Dr. David Schindler is one of Canada’s most influential environmental scientists, one of the worlds’ foremost limnologists, the former director of the Experimental Lakes Area, and an Officer of the Order of Canada.
On the occasion of his retirement, it’s a good time to reflect on all that David Schindler has done to advance our understanding of lakes. As the founding director of the ELA, he did a huge amount of research in a short amount of time, research that has gone on to have a great influence on how we manage our lakes and rivers.
The ELA was established to take on eutrophication problems that were occurring in Lake Erie and other lakes in North America in the 1960s. Laboratory studies at the time pointed to an excess of phosphorus, nitrogen, and carbon as the problem. The “natural laboratory” setup of the ELA allowed scientists to isolate the effects of these nutrients on an ecosystem scale. Their studies showed quite dramatically that phosphorus was the key nutrient causing algal blooms and eutrophication, and that the effects could be controlled by restricting the input of phosphorus alone. As a result of this work, we have seen changes in the way we manage waste, a reduction of phosphates in detergents, and limits to development based on phosphorus loads. Schindler then set his sights on acid rain and climate change, doing similarly groundbreaking work.
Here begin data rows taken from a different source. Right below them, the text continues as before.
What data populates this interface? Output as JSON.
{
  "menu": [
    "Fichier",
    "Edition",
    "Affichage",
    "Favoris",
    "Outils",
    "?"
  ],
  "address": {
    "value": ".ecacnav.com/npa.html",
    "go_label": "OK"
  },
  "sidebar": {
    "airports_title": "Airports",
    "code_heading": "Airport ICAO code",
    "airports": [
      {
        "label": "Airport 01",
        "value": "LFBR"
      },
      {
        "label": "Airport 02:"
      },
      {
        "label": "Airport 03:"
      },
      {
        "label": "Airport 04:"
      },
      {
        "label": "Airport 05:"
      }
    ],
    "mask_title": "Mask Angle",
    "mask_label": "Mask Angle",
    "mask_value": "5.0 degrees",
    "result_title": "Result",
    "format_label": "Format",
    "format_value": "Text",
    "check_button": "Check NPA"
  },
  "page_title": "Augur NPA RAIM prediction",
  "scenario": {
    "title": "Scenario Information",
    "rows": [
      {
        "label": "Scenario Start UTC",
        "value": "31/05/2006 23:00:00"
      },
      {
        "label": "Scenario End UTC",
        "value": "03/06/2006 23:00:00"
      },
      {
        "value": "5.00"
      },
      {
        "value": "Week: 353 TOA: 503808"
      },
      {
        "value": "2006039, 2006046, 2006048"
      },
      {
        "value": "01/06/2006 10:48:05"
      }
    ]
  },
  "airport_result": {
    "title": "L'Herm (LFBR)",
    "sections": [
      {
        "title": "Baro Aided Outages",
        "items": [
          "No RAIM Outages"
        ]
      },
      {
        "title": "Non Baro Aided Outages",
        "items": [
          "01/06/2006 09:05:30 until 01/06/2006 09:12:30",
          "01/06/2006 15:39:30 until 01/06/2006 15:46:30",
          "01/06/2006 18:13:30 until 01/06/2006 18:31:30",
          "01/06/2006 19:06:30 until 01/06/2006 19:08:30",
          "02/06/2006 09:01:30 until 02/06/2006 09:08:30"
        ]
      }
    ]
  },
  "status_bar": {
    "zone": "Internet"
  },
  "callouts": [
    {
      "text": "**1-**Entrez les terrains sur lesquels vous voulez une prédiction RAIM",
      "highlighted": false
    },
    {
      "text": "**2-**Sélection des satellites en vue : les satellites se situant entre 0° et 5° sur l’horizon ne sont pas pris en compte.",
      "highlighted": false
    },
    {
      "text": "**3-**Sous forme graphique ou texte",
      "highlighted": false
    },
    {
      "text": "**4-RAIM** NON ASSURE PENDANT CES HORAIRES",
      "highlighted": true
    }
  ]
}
Not only has Schindler done solid and convincing science at the ELA and elsewhere, he has not been content to leave his work on a shelf, but has taken it to the policy-makers and advocated for change. He believes it is the role of scientists to bring research into the hands of policy-makers, saying that if the work being done has policy implications, it ought to be known, and ministers ought to consider it. As he said in an interview with the environmental historian Stephen Bocking published in Alternatives Journal last fall, “I’d like to see the whole debate become much more open and healthy. I certainly wouldn’t want scientists setting policy—I think it would be a disaster—but I think science should be done and well-considered before policy is made, and it should be a part of the decision.” His work as an environmental advocate has seen him oppose the weakening of the Fisheries Act and push for more responsible monitoring of the downstream effects of the oil sands industry.
Schindler has been the Killam Memorial Chair and Professor of Ecology at the University of Alberta since 1989, and retired in May. To this dedicated advocate for lakes and their stewardship, we say thank you.